- [Task to complete]:
The answer must be the full data, restated word for word, with no pictures in it.

--- START ---

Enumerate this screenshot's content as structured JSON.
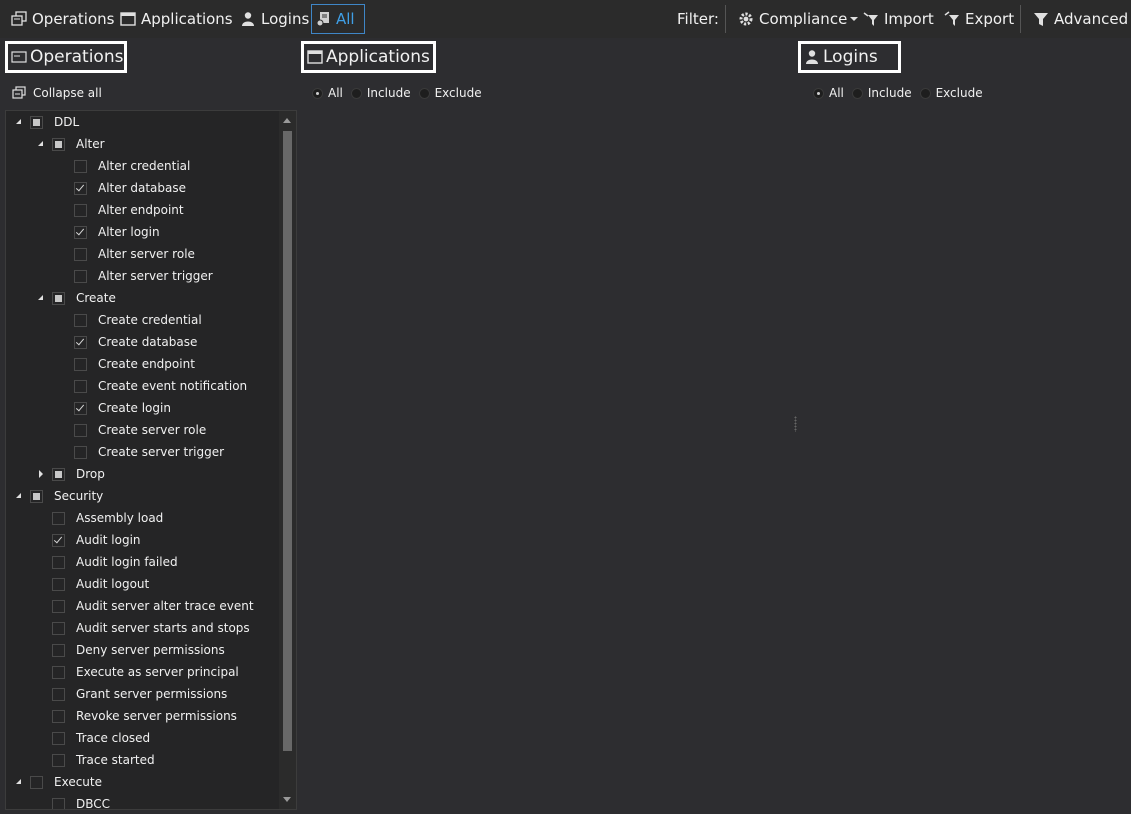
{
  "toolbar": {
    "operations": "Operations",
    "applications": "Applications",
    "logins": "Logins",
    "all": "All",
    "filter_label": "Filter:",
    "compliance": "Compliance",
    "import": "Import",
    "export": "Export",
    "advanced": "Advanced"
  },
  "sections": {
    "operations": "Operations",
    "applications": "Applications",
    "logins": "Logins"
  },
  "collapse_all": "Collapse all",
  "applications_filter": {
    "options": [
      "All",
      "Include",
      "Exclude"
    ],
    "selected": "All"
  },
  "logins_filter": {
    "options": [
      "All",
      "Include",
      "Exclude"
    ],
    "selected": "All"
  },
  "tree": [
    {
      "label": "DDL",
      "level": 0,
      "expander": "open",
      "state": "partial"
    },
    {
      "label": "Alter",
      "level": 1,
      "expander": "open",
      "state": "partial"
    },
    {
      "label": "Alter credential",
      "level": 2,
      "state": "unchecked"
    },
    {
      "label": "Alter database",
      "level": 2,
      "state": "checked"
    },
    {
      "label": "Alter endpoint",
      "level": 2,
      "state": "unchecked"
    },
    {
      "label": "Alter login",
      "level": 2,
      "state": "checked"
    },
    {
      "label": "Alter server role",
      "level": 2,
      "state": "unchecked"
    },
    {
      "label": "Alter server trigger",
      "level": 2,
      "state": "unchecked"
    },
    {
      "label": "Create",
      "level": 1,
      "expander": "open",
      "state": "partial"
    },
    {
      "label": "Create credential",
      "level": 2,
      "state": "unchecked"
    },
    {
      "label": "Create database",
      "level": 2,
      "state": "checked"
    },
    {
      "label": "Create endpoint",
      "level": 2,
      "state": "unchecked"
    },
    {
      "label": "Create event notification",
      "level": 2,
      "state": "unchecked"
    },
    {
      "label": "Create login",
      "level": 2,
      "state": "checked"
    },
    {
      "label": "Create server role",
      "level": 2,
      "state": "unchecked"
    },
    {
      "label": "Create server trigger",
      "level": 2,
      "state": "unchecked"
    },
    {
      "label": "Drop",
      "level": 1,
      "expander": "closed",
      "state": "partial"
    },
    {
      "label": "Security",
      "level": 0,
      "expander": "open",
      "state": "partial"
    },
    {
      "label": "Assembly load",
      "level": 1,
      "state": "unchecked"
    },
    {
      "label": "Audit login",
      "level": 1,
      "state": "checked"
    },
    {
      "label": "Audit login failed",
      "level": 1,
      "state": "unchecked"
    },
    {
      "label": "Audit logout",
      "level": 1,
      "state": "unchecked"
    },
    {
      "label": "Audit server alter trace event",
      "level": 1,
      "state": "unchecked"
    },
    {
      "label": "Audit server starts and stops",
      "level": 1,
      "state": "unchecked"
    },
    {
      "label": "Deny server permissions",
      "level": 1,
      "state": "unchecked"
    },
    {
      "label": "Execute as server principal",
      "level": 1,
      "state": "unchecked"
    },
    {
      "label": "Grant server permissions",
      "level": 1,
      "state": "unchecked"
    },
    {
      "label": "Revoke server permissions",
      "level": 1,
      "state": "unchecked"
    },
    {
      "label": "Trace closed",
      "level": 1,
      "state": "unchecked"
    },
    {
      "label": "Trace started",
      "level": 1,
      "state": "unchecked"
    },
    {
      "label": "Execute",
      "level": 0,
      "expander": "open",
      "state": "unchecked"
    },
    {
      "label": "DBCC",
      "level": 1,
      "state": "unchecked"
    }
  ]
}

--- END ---

- [Written response]:
Enumerate this screenshot's content as structured JSON.
{
  "toolbar": {
    "operations": "Operations",
    "applications": "Applications",
    "logins": "Logins",
    "all": "All",
    "filter_label": "Filter:",
    "compliance": "Compliance",
    "import": "Import",
    "export": "Export",
    "advanced": "Advanced"
  },
  "sections": {
    "operations": "Operations",
    "applications": "Applications",
    "logins": "Logins"
  },
  "collapse_all": "Collapse all",
  "applications_filter": {
    "options": [
      "All",
      "Include",
      "Exclude"
    ],
    "selected": "All"
  },
  "logins_filter": {
    "options": [
      "All",
      "Include",
      "Exclude"
    ],
    "selected": "All"
  },
  "tree": [
    {
      "label": "DDL",
      "level": 0,
      "expander": "open",
      "state": "partial"
    },
    {
      "label": "Alter",
      "level": 1,
      "expander": "open",
      "state": "partial"
    },
    {
      "label": "Alter credential",
      "level": 2,
      "state": "unchecked"
    },
    {
      "label": "Alter database",
      "level": 2,
      "state": "checked"
    },
    {
      "label": "Alter endpoint",
      "level": 2,
      "state": "unchecked"
    },
    {
      "label": "Alter login",
      "level": 2,
      "state": "checked"
    },
    {
      "label": "Alter server role",
      "level": 2,
      "state": "unchecked"
    },
    {
      "label": "Alter server trigger",
      "level": 2,
      "state": "unchecked"
    },
    {
      "label": "Create",
      "level": 1,
      "expander": "open",
      "state": "partial"
    },
    {
      "label": "Create credential",
      "level": 2,
      "state": "unchecked"
    },
    {
      "label": "Create database",
      "level": 2,
      "state": "checked"
    },
    {
      "label": "Create endpoint",
      "level": 2,
      "state": "unchecked"
    },
    {
      "label": "Create event notification",
      "level": 2,
      "state": "unchecked"
    },
    {
      "label": "Create login",
      "level": 2,
      "state": "checked"
    },
    {
      "label": "Create server role",
      "level": 2,
      "state": "unchecked"
    },
    {
      "label": "Create server trigger",
      "level": 2,
      "state": "unchecked"
    },
    {
      "label": "Drop",
      "level": 1,
      "expander": "closed",
      "state": "partial"
    },
    {
      "label": "Security",
      "level": 0,
      "expander": "open",
      "state": "partial"
    },
    {
      "label": "Assembly load",
      "level": 1,
      "state": "unchecked"
    },
    {
      "label": "Audit login",
      "level": 1,
      "state": "checked"
    },
    {
      "label": "Audit login failed",
      "level": 1,
      "state": "unchecked"
    },
    {
      "label": "Audit logout",
      "level": 1,
      "state": "unchecked"
    },
    {
      "label": "Audit server alter trace event",
      "level": 1,
      "state": "unchecked"
    },
    {
      "label": "Audit server starts and stops",
      "level": 1,
      "state": "unchecked"
    },
    {
      "label": "Deny server permissions",
      "level": 1,
      "state": "unchecked"
    },
    {
      "label": "Execute as server principal",
      "level": 1,
      "state": "unchecked"
    },
    {
      "label": "Grant server permissions",
      "level": 1,
      "state": "unchecked"
    },
    {
      "label": "Revoke server permissions",
      "level": 1,
      "state": "unchecked"
    },
    {
      "label": "Trace closed",
      "level": 1,
      "state": "unchecked"
    },
    {
      "label": "Trace started",
      "level": 1,
      "state": "unchecked"
    },
    {
      "label": "Execute",
      "level": 0,
      "expander": "open",
      "state": "unchecked"
    },
    {
      "label": "DBCC",
      "level": 1,
      "state": "unchecked"
    }
  ]
}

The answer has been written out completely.